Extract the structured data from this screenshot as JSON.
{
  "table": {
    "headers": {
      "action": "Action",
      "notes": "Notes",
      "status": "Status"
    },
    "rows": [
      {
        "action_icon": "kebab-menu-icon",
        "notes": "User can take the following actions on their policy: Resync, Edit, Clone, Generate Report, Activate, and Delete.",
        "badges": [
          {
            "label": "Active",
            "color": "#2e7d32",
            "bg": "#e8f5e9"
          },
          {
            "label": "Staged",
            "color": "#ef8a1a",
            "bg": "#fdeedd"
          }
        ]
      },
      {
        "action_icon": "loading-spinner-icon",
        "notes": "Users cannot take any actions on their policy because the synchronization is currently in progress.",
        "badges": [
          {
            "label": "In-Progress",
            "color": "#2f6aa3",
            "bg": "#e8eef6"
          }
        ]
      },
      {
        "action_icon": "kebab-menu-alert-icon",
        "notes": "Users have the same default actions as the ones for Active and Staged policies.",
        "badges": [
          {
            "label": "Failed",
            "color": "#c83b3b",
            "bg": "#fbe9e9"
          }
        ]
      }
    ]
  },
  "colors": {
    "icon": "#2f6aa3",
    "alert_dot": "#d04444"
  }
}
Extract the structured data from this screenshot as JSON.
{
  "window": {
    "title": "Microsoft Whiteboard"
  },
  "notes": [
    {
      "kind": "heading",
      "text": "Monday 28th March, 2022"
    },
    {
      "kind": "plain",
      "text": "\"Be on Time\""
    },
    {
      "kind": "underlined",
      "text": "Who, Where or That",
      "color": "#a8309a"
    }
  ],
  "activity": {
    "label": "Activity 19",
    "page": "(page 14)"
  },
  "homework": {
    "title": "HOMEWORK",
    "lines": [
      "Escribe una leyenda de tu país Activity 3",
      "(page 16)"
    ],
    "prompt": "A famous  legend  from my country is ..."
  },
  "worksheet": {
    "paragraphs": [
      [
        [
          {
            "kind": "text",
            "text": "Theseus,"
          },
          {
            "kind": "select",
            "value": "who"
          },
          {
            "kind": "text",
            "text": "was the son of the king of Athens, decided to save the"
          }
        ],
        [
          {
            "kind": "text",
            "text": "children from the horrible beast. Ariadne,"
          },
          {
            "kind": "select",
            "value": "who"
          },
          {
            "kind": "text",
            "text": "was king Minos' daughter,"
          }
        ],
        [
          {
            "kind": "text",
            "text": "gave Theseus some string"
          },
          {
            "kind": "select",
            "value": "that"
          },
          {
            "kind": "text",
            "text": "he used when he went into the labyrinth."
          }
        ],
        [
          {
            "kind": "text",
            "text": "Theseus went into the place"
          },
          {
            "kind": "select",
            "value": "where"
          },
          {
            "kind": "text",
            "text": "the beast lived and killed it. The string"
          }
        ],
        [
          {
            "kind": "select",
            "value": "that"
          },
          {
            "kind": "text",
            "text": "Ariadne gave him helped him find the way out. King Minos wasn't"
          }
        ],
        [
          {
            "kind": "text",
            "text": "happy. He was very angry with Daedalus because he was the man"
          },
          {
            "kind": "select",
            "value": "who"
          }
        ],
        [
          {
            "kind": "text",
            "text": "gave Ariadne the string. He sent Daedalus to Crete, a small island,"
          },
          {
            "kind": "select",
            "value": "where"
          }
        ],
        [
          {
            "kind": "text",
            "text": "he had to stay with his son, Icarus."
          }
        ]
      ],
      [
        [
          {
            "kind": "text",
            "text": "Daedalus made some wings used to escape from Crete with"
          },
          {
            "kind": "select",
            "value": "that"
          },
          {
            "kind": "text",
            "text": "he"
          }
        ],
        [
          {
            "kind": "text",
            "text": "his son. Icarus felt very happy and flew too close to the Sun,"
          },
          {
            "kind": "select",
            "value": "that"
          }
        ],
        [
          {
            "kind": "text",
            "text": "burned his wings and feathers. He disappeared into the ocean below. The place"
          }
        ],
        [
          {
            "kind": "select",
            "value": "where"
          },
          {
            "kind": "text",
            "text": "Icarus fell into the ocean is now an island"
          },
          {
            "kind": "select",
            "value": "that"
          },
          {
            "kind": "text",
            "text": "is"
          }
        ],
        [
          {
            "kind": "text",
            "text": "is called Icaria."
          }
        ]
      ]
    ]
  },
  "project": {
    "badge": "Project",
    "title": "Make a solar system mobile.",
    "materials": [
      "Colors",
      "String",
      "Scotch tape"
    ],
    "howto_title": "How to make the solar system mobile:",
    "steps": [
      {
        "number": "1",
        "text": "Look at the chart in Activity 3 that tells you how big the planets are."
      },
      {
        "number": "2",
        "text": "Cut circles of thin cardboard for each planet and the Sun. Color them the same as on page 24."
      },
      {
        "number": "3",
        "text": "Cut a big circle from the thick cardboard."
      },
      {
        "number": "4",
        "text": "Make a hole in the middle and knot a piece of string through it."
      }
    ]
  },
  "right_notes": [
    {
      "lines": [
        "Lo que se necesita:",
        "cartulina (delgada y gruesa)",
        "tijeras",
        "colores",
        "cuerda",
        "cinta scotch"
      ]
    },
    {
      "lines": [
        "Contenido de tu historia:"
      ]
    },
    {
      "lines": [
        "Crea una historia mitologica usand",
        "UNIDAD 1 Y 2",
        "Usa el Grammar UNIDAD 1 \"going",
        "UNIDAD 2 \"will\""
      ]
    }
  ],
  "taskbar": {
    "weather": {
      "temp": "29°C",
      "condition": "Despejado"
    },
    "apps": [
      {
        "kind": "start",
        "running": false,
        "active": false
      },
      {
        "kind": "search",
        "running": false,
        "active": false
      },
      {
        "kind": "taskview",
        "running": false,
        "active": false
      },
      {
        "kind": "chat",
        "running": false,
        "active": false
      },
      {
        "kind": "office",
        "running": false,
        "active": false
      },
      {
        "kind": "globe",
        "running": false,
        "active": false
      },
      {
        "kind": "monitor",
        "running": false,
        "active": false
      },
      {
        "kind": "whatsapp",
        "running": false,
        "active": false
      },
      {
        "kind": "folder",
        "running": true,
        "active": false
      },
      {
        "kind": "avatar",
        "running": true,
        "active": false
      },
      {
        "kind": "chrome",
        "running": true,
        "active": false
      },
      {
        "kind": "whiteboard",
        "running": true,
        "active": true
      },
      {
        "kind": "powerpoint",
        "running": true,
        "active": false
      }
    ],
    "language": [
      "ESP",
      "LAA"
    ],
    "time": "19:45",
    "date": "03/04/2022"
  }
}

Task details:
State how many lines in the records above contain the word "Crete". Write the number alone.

Response to the task:
2